You can pick up some good pointers on how to do things in life by watching other people fail. This is very true in war. During the early part of the Iraq war, Saddam’s loyalists would step out into the street to fire at American forces several hundred yards down the road, only to collect a bullet in the head for their trouble. Eventually, the other insurgents learned that leaving cover to fire their weapons was a Very Bad Idea.
In a Reuters story today about a Syrian government helicopter apparently downed by Syrian rebel forces, there were several photos of a rebel with a scoped rifle that the news agency determined was “a sniper.” I can only assume they mean that in the loosest possible meaning of the term. I would refer to him as the “soon to be deceased” and “the guy about to get their position rocketed.”
In the first photo, you can see a hole in the exterior wall near the doorway that is roughly 8″ in diameter. Light is shining through the hole and illuminating the face of a Syrian fighter armed with a rifle that looks like Iraqi Tabuk, which itself is an accurized semi-auto RPK. The weapon is more akin to a designated marksman’s rifle than a true sniper rifle, having much reduced range. In average hands, it’s at best a 400-yard gun due to the limitations of the cartridge and platform.
It is a rugged design if not a precision weapon, and well-suited for poorly trained and equipped rebels taking pot shots at government forces. The problem isn’t the weapon, but the tactics used by the shooter.
Using purpose-made loopholes or existing shell holes from battle damage is a sniper’s trick as old as sniping itself. The holes themselves seem ordinary in a bombed out urban environment, and can give snipers both cover and concealment.
Of course, that is predicated on using the hole properly.
The second photo shows the “sniper” has his gun barrel projecting through the hole, the equivalent of shouting, “shoot me, I’m right here!”
If the projecting barrel itself isn’t obvious enough to professional soldiers he may be facing, the muzzle blast that will occur when he does fire will send a plume of dust flying from the hole and the exterior wall, even more emphatically pinpointing his presence in case the projecting muzzle failed to draw enough attention.
A professional opposing force sniper has to drool over such an easy targeting opportunity. He needs to merely aim down the barrel of this man to not just kill him, but possibly the dim-witted soul sitting directly behind him. If the OPFOR has heavier weapons to bring to bear—anything from a simple RPG to a tank gun to artillery—he can conceivably bag everyone in the room with a single well-aimed shot.

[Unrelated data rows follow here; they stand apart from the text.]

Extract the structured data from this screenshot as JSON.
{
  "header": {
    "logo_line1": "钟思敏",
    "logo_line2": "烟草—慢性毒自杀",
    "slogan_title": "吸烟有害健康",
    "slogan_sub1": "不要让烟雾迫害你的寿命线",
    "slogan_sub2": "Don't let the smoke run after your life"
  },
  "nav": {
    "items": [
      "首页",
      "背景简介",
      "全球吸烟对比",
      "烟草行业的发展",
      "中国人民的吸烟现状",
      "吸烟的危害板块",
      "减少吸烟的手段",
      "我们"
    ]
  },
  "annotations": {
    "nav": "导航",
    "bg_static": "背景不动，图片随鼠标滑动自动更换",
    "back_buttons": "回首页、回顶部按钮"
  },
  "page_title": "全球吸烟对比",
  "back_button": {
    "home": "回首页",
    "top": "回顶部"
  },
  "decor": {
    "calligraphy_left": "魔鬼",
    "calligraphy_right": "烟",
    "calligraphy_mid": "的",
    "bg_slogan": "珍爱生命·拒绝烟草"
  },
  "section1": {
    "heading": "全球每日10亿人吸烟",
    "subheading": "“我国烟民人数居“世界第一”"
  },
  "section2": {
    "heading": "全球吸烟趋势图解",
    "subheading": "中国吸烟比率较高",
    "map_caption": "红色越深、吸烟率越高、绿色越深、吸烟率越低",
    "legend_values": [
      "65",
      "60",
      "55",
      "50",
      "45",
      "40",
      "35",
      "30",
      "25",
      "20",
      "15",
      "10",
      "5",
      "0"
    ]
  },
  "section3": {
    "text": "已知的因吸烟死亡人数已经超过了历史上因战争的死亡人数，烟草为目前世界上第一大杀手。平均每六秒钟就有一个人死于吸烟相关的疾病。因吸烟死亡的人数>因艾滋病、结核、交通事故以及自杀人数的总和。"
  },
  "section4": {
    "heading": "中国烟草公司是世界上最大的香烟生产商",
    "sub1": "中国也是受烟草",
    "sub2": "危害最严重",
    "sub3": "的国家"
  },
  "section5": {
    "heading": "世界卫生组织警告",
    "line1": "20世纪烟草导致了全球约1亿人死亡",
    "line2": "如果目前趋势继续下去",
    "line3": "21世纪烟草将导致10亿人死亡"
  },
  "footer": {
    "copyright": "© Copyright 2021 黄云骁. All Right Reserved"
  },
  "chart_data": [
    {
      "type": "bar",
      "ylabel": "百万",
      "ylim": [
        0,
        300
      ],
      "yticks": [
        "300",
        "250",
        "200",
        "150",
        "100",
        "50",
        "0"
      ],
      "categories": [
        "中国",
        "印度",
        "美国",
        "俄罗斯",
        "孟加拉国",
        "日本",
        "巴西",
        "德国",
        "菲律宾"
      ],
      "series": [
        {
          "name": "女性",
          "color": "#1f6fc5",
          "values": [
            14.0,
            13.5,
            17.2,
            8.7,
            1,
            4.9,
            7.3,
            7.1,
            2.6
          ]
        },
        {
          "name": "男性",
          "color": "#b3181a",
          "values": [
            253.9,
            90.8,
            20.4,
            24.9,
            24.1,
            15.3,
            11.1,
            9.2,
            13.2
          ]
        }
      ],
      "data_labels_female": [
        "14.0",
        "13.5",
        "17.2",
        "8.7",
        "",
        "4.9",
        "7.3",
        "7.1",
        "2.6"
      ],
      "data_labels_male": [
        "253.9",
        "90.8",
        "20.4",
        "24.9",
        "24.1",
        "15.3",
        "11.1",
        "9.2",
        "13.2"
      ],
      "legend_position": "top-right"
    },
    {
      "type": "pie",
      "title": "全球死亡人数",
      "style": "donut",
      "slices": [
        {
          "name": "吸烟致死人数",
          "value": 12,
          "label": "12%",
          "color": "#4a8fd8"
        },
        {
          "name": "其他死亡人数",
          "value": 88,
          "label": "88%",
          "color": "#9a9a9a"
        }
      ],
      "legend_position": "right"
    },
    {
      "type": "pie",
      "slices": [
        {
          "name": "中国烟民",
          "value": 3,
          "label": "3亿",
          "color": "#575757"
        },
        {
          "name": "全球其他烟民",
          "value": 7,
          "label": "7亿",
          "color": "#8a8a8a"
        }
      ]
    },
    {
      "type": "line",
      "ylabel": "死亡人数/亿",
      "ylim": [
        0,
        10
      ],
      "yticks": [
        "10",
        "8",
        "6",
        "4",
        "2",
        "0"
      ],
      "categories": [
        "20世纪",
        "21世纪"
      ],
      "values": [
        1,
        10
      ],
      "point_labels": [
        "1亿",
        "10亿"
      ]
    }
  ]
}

Professionally trained snipers and designated marksmen would never be so close to a loophole, even if it offered a good view. They’d set up on the opposite side of the room, find something stable to brace their weapon upon, and make sure their muzzle blast could not be seen. They would not expose themselves to daylight, would not expose their weapon to the enemy, and certainly wouldn’t betray their position with a cloud of dust.
They Syrian rebels may indeed topple the regime of Bashir Assad in the weeks to come, but ill-trained men such as these are a good example of why their casualties continue to mount.